On day five, at first light, I stood shivering in my long-johns at the edge of Raid Lake, casting my Jake's spin-a-lure repeatedly while everyone else slept. Preston finally woke and came to be by Daddy's side. Suddenly, my ultra-light pole bent in half, nearly being yanked from my hands. I had spooled it up with that fancy Fire-Wire stuff that won't break no matter how hard you pull on it. The drag on my reel screamed for about three seconds while the power of a submersed giant pulsed all the way to my core--then SNAP!.. About 40 feet of line and lure gone. Preston and I just stood and stared at each other, mouths open, in total dis-belief. Nothing in my life's experience of catching fish in high altitude lakes prepared me for this--I didn't think fish could get that big all the way up here. I'm sure no one believed my story, until later that evening when Preston came back to camp with more fish than he could carry, and it was just ONE fish. "Dad, I think I snagged a rock, can you help me get it unstuck?" Just a minute kiddo, wait til I... OH MY GOODNESS, THAT'S NO ROCK! Hang on... reel it carefully...don't force it...easy there...wait wait, don't drag it out of the water yet, let me grab it...

10 pounds. She fed all eight of us that night, and made one little kid feel like King of the Day.

Each night, laying in that fitful sleep that only comes in a sleeping bag, while straining to hear the comforting sound of cowbell, and hoping that our livestock will be fine by morning, the wolves howl.

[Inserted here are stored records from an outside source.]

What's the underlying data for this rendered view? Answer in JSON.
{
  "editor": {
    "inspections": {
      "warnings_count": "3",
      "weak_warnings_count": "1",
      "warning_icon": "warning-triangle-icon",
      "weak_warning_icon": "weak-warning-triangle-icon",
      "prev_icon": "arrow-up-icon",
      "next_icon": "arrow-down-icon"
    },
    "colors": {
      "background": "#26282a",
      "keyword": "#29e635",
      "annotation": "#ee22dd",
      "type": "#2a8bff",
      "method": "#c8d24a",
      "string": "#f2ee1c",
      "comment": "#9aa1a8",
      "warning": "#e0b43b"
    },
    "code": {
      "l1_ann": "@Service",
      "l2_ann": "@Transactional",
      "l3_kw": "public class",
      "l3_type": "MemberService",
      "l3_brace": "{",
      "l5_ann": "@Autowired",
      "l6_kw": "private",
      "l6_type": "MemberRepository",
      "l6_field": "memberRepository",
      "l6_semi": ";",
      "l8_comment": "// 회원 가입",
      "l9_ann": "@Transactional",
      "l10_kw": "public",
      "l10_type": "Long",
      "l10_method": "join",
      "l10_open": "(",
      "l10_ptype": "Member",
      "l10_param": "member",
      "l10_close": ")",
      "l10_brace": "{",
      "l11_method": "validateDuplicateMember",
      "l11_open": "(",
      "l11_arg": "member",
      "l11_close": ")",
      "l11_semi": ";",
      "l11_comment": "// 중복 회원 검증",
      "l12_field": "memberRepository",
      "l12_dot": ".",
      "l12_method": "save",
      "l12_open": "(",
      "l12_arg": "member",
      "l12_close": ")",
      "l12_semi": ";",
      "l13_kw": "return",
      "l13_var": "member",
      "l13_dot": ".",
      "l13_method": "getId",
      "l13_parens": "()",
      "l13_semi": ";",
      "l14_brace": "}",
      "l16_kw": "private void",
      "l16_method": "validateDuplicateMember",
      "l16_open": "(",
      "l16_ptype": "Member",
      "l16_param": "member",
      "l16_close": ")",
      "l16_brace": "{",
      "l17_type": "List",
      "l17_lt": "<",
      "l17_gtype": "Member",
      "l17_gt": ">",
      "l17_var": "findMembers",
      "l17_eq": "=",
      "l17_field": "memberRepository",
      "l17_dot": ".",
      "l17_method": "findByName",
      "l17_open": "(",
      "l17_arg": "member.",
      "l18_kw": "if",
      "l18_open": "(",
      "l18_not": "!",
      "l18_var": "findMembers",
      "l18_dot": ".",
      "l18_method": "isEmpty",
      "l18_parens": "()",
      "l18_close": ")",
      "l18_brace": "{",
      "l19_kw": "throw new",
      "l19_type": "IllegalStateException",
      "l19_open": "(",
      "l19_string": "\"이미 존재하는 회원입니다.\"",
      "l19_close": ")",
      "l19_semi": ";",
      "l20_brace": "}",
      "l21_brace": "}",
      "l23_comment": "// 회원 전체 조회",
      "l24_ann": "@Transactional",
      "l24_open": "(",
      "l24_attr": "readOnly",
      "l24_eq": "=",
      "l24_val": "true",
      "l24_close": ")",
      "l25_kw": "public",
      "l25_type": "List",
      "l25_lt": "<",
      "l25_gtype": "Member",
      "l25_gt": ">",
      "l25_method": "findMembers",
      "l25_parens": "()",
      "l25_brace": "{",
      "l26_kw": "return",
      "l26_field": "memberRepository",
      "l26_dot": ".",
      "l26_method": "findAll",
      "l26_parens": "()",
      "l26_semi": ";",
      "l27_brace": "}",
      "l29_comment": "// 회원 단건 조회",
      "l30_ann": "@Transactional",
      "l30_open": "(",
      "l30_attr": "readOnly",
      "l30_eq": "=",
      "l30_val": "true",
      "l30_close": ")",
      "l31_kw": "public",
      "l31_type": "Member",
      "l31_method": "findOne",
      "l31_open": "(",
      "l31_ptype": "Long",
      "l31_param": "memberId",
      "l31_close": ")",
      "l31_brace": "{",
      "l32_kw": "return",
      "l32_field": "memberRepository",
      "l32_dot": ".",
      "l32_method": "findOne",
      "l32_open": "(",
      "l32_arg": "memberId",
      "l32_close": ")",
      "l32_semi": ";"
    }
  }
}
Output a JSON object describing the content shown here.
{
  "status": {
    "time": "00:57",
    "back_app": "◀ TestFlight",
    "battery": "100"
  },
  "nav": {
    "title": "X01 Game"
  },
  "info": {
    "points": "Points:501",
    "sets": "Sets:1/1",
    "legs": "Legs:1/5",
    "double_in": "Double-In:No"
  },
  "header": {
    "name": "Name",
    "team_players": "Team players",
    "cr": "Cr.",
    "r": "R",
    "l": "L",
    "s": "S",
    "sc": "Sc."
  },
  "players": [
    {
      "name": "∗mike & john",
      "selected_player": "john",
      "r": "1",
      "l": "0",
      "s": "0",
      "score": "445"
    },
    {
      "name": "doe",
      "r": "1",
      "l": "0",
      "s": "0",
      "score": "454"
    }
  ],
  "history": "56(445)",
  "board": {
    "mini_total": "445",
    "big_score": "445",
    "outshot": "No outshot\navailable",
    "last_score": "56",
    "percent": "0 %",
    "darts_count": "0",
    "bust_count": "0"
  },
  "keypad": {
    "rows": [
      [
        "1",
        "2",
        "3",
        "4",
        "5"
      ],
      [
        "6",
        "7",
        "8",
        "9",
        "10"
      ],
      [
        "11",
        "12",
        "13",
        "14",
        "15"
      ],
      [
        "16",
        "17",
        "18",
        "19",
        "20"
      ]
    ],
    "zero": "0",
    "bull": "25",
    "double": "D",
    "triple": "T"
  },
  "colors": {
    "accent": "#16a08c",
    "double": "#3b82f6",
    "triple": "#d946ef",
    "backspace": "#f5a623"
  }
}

Somewhere nearby, in the thick blackness, they watch our camp, and the dogs growl. The hair on the back of my neck raises. It is an emotional debate. My heart goes out to the stockmen whose livelihoods are threatened by wolves and I understand the naturalists' thrill of sharing the wilderness with them--it sure made our trip extra meaningful. After growing up on Jack London wolf stories, I feel awfully alive laying here in the dark with wolves circling our camp... and awfully glad for the cold magnum steel under my pillow.